This policy aims to implement and maintain digital preservation practices for the Putnam County Museum in Greencastle, Indiana. While this policy focuses on digital files and formats, it may also apply to digitization practices. This policy is expressly for the use of staff and volunteers at the Putnam County Museum, and does not apply broadly to all county institutions. Policy should be revisited every 3-5 years, with input from the board, to address any new concerns or new opportunities.

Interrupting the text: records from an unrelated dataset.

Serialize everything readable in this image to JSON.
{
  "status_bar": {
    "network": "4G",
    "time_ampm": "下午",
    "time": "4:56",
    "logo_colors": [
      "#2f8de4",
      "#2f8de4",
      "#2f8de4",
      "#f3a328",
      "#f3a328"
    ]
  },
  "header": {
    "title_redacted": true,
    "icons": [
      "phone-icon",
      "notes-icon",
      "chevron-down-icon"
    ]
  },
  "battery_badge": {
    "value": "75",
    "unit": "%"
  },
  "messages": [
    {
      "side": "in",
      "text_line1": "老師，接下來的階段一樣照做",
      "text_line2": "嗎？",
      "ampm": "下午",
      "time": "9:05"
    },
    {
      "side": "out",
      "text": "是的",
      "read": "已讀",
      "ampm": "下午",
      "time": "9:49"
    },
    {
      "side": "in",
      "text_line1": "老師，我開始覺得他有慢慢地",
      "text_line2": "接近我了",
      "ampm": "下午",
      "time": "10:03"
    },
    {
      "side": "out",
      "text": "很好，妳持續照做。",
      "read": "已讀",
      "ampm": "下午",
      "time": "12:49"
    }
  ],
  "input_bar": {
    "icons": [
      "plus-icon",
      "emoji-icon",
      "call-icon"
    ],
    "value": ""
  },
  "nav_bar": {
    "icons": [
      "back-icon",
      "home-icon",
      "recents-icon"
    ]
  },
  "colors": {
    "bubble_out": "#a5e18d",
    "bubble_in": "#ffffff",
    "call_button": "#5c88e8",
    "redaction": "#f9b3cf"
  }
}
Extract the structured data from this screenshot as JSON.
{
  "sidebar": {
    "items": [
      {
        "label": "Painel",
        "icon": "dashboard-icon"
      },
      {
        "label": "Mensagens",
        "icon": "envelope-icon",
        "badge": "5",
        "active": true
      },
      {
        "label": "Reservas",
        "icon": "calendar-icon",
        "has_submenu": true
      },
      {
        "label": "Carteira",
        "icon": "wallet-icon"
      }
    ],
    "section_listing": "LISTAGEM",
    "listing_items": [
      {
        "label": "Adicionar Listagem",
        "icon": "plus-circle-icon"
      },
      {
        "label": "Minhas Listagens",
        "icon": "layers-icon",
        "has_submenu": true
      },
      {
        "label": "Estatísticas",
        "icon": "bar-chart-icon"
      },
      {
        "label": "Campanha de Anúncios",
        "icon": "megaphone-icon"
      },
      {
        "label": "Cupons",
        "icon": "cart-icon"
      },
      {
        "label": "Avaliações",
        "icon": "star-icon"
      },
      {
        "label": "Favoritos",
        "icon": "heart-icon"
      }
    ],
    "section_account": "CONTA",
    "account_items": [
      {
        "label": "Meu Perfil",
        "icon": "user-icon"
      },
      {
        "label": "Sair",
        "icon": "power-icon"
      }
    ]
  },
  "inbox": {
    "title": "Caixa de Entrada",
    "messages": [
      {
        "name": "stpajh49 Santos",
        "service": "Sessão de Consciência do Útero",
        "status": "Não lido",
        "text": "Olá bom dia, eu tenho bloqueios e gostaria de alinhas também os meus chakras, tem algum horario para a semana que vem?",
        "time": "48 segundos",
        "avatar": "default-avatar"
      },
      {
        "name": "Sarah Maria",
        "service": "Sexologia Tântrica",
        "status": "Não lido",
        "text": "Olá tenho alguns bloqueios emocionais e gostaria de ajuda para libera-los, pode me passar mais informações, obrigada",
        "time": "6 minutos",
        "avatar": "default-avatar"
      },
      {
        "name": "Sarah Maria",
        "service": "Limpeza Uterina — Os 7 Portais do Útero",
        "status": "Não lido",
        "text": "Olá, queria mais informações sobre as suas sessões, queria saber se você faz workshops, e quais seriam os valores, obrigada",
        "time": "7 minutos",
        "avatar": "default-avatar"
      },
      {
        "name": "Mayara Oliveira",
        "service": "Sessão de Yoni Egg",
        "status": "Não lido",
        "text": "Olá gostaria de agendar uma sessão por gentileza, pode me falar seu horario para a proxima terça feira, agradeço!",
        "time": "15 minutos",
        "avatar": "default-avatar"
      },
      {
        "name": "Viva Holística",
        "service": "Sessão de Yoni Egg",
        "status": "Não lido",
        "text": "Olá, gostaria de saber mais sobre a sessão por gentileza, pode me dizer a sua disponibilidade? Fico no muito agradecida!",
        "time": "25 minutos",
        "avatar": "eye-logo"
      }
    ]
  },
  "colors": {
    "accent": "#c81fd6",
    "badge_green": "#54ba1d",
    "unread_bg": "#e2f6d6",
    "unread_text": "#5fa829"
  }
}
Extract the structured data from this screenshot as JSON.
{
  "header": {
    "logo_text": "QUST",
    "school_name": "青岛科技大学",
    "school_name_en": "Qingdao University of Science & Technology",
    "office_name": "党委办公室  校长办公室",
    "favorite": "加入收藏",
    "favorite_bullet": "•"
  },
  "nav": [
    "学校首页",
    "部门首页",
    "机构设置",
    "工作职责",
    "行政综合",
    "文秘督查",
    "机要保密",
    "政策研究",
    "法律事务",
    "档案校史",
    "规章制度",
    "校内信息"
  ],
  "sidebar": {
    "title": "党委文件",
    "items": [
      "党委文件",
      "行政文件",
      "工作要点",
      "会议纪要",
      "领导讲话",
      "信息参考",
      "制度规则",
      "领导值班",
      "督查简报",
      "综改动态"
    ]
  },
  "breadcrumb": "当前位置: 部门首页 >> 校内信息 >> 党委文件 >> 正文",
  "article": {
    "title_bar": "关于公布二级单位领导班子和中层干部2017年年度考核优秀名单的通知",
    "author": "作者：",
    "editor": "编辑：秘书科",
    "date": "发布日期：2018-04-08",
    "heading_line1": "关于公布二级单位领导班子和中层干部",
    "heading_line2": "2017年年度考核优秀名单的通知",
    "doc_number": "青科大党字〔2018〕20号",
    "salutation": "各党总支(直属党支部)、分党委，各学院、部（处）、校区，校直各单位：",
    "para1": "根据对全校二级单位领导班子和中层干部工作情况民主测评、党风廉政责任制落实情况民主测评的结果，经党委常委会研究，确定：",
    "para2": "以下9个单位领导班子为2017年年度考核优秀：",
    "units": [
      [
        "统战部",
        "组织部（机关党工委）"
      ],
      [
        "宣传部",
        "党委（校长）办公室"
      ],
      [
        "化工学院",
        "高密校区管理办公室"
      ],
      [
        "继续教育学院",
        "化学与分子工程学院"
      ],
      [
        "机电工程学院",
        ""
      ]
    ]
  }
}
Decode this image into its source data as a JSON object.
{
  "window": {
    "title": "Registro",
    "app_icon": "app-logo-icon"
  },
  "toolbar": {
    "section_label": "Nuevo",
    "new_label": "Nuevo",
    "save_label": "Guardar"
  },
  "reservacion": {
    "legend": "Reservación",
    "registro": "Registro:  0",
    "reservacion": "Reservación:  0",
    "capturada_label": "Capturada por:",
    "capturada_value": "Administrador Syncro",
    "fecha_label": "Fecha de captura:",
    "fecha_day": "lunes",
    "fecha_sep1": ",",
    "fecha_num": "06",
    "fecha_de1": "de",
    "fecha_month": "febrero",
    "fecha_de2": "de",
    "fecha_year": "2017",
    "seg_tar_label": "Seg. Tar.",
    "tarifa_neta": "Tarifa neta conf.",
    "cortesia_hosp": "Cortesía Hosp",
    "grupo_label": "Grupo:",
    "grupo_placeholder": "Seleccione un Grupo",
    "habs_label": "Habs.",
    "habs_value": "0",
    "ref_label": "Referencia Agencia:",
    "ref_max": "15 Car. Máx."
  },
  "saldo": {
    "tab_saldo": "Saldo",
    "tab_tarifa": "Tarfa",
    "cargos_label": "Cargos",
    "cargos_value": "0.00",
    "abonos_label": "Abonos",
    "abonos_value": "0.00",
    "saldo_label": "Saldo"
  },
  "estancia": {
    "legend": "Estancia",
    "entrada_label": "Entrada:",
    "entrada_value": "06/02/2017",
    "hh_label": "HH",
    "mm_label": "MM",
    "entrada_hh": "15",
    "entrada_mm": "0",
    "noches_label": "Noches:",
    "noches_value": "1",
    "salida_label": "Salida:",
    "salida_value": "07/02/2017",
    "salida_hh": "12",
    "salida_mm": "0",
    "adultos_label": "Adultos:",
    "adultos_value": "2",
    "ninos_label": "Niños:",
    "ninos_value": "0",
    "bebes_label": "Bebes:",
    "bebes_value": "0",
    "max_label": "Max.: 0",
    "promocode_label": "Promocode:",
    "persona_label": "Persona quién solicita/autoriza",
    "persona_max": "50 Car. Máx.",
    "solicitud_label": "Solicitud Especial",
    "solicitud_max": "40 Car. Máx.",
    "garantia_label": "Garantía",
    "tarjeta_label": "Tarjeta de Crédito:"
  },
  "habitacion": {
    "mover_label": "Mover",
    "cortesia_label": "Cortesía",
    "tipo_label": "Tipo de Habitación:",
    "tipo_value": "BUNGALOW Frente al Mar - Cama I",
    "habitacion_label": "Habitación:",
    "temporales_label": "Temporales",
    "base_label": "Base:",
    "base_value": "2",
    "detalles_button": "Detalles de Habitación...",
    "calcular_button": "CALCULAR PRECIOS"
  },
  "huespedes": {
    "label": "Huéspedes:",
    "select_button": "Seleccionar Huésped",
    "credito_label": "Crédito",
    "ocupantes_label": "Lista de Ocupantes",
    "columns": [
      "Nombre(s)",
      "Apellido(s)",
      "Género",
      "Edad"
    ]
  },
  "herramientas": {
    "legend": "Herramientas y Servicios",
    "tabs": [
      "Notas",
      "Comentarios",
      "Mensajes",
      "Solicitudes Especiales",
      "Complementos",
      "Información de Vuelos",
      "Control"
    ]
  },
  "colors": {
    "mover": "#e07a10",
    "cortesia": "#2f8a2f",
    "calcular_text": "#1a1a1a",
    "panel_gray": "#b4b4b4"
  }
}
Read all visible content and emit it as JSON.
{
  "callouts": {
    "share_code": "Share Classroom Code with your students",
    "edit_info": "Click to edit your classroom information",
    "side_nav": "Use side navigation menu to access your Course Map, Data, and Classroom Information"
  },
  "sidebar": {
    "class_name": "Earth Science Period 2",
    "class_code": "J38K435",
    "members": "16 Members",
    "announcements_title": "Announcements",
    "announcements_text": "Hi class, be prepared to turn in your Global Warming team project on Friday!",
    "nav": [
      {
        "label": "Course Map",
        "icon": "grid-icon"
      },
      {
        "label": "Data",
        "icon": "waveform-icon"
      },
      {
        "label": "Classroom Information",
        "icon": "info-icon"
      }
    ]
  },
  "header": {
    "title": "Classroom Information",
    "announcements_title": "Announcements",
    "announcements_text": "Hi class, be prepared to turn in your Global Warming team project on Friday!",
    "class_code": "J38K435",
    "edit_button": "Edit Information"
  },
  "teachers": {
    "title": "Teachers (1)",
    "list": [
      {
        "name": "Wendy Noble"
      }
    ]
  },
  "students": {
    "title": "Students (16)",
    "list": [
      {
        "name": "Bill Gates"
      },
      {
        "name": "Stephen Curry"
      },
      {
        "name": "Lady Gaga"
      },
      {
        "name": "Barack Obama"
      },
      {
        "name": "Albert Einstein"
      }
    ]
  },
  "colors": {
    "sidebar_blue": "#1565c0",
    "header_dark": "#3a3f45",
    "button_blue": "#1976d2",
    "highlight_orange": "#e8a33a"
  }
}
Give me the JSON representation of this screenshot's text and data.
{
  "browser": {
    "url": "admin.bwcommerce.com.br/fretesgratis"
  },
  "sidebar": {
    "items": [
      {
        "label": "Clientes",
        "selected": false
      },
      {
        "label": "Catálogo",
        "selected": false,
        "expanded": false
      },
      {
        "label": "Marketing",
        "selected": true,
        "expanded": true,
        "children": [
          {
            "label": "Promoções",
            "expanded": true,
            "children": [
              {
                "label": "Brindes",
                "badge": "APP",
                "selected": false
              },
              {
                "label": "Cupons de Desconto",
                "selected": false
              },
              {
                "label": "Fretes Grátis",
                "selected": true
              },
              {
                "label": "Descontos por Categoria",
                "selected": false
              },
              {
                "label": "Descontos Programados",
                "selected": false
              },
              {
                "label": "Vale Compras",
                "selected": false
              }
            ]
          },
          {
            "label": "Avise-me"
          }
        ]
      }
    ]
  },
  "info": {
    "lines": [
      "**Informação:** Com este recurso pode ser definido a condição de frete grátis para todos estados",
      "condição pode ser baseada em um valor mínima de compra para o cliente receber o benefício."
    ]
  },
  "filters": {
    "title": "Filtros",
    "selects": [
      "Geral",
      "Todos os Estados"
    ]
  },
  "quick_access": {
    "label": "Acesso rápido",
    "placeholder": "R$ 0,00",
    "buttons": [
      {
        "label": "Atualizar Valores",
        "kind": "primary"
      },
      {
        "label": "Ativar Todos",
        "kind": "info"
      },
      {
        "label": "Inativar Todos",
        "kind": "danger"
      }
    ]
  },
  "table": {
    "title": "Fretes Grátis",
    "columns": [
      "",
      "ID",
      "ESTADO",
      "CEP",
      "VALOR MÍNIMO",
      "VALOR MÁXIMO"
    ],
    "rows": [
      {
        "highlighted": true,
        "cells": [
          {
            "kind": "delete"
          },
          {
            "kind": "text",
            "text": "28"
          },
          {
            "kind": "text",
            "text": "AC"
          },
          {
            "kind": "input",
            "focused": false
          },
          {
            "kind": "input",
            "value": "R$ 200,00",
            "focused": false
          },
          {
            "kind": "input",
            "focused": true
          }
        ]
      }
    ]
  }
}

This policy is not meant to discourage grant applications, but to provide practices to work towards full preservation using any current resources.
Mandate and Scope
According to the museum website, the organization’s mission is to “collect, preserve, and interpret the natural, historical and cultural heritage of the county” (putnamcountymuseum.org). The organization has been a proactive collector in the county, and must focus on preserving the material, both physically and digitally. This policy addresses digital preservation issues by:
- Creating a file naming system to make files more accessible to researchers, the public, and staff.
- Ensure file fixity over time to preserve digital files.
- Create systems for removing environmental risks of files and drives.
- Ensure that a-c are manageable and affordable for an organization of its size.
This policy will refer to current modes of digital preservation, including National Digital Stewardship Alliance (NDSA)’s “Levels of Digital Preservation and prioritizations of physical and digital copies of similar/the same material.
Standard practice when dealing with oral histories is to treat the original format as the artifact. Recordings should be checked regularly for listen-ability, and transferred to new – and different – formats. Different formats have different life cycles, and therefore having content saved on different formats will increase the likelihood that the file survives.
Existing oral histories that can be accessed digitally will be uploaded to the Internet Archive for longer-term preservation. Future oral histories will be taken via the StoryCorps app, which automatically archives the audio with the Library of Congress.
Scanned images need to be as (or more) findable than the original document. Immediately upon scanning images on-site, staff/volunteers will:
- Locate and rename file with identifying information (i.e. “Red Cross Group Photo 1974”)
- Digitally placed in file hierarchy mimicking makeup of existing systems (i.e. “Scanned Photos/Newspapers/1950-1970).
- Be added to a “master list” of scanned images kept in multiple locations, per NDSA Levels of Preservation (i.e. printed copy on site replaced every quarter, digitally on the hard drive, saved digitally on a cloud-based system).
- Uploaded to an external, free service to preserve images (i.e. Internet Archive or Wikimedia Commons).
At least twice a year, staff/volunteers will create and maintain a “master list” of digital files, both digitized files and born-digital. As long as Putnam County Museum uses PastPerfect software, this can be completed (for collections data) via reports within the system. Otherwise, there should be a list created of non-collections digital files. Moving forward, file fixity checks will be completed at least once a year, at the end or beginning of the fiscal year, via AVPreserve. After the checks, staff will search for the locations of discrepancies between the two versions.
Roles and Responsibilities
Because staff is low at Putnam County Museum, much of the work will need to be done by volunteers. Staff will be responsible for recognizing volunteers most suited to this type of work and train them on the systems and practices above. Staff will also make this policy readily available to any volunteer who may interact with or manipulate digital files. Volunteers untrained in these practices should be discouraged from working with digital materials until training to ensure both security and consistency.
One Reply to “Draft of Digital Preservation Policy for Putnam County Museum”
You make a good point about training, Leigh. I haven’t discussed that directly with my institution but I also thought it was an important point to include in the policy. In my case, I simply wanted to ensure that a member of staff was empowered (through job re-description, hopefully) to train volunteers. On the flip side, I think you’re wise to include a clause actively discouraging the untrained from handling digital objects.